A Spoon Full of Love
As we trudge into the second half of January, with Christmas festivities all but a distant memory (apart from our waistlines) and signs of spring still yet to appear, who can blame us for looking for another reason to celebrate? The mornings are still dark and cold, and those of us commuting to work or on the school run find ourselves scraping frosty windscreens before heading out.
Santes Dwynwen, Welsh patron saint of lovers to the rescue. Hurray. Diwrnod Santes Dwynwen (Saint Dwynwen’s Day) is celebrated here in Wales on 25th January. So what can you do to show affection for your lover (or hey, why not any one of your family or friends that you love)?
Say it with…spoons?
Say it with chocolates? No thanks, I’m on a diet after overindulging at Christmas.
Flowers? No, did that last year.
Jewellery? Umm, I’m still a bit skint after Christmas.
Yes, a spoon. In Wales, we like to express our affection by giving our loved ones a wooden spoon. But not the sort you stir your soup with. These ones are for blending two hearts together.
The Welsh lovespoon tradition
The oldest surviving example of a Welsh lovespoon dates to around 1667, though, probably, the practice of carving these spoons began much earlier.
Young Welsh men would carve a spoon from a single piece of wood to give to their loved ones as a gesture of their affection and intentions. If the young woman accepted the gift of the spoon, it was viewed as an intention or commitment to get married.
The spoons would include various carved symbols which all had different meanings. Thus a young man could carve his personal story of love and wishes for his future into the spoon. You can see the attraction here, especially for any man who found it difficult to express his feelings in words.
Traditional Welsh lovespoon symbols and their meanings
So what are the meanings of the symbols carved into Welsh lovespoons?
Many different symbols have traditionally been carved into Welsh lovespoons. Here are some of the most popular ones and their meanings:
Anchor – security/desire to settle down
Balls/spheres enclosed in a cage – the number of balls represent the number of children hoped for
Bells – wedding / marriage / anniversary
Celtic knotwork/knot – eternal/everlasting love
Cross – faith
Diamond – wealth / good fortune
Dragon – protection / symbolising Wales
Hearts – love
Horseshoe – good luck
Key / keyhole / lock – security / home / looking after you
Twisted stems – togetherness / two lives becoming one
Wheel – working for / supporting you
Modern Welsh lovespoons
Today, lovespoons aren’t just for young lovers but are gifted to celebrate many different special occasions.
If the thought of brushing up on your school woodwork skills and carving your own lovespoon doesn’t appeal then not worry, help is at hand.

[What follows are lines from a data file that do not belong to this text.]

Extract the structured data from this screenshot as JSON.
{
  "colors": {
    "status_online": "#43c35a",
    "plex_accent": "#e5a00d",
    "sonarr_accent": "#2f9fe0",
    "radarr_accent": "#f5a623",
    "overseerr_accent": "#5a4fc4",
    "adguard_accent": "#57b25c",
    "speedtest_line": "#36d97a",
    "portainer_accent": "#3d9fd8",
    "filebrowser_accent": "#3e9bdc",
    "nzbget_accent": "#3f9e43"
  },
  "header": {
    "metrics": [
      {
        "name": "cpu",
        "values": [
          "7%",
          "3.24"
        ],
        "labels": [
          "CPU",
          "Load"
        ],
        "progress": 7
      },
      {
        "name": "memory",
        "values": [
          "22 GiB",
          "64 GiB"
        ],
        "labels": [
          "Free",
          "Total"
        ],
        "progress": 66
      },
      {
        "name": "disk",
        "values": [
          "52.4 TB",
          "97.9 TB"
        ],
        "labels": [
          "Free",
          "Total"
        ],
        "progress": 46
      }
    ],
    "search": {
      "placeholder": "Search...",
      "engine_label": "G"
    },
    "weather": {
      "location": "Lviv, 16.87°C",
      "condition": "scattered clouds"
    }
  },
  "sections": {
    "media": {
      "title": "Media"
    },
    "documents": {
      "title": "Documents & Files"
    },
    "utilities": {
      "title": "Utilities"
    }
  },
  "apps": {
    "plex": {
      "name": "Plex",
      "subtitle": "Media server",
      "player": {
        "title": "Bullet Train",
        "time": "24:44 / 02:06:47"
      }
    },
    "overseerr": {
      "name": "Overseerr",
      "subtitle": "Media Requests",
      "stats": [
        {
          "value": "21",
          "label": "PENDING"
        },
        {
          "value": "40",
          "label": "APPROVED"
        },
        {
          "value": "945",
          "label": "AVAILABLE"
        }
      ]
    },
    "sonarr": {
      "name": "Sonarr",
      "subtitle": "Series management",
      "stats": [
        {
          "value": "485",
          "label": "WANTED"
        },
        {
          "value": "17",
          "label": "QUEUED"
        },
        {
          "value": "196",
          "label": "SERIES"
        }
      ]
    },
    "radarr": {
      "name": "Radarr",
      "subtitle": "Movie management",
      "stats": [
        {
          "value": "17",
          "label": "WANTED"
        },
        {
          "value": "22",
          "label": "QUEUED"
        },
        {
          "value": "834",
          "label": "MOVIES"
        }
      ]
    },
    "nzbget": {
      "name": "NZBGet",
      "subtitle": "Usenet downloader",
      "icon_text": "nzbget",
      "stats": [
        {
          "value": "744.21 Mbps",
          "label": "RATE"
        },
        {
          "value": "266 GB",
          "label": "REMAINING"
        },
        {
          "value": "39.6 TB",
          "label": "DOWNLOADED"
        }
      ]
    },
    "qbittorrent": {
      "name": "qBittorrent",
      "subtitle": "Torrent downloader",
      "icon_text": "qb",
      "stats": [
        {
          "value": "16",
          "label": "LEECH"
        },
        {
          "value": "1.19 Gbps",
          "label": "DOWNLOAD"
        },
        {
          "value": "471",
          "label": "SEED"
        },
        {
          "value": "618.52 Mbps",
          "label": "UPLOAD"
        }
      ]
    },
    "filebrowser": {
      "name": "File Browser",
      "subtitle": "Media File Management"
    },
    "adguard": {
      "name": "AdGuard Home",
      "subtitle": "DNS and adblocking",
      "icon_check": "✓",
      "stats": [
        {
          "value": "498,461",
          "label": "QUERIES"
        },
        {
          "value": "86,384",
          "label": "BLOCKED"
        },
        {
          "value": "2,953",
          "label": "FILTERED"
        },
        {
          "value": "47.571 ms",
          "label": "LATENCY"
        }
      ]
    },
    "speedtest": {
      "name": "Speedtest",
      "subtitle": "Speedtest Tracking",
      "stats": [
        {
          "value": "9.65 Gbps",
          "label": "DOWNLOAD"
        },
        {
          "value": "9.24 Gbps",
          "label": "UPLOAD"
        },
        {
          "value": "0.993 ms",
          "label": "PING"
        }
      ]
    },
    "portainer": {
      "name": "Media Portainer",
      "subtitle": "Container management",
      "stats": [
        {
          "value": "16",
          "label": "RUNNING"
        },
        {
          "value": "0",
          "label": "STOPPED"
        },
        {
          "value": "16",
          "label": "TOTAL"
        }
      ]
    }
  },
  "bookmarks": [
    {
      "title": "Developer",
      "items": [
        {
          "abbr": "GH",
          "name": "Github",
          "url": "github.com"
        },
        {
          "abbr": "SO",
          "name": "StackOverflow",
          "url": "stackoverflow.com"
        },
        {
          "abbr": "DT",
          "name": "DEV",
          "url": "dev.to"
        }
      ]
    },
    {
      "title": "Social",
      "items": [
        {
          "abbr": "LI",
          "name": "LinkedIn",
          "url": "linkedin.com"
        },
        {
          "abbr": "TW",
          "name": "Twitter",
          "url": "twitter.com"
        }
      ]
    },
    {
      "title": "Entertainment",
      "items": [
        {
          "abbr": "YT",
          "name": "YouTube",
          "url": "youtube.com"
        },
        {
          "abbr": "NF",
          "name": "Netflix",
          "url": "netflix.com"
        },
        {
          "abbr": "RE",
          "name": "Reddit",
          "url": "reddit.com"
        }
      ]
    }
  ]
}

There are talented craftspeople across Wales who are still carrying on this tradition. Would you like to include unique symbols that are special to you or the person or couple you’re giving the spoon to? Then why not get a bespoke spoon crafted?
Not keen on wood? Lovespoons are also available in different materials, including glass.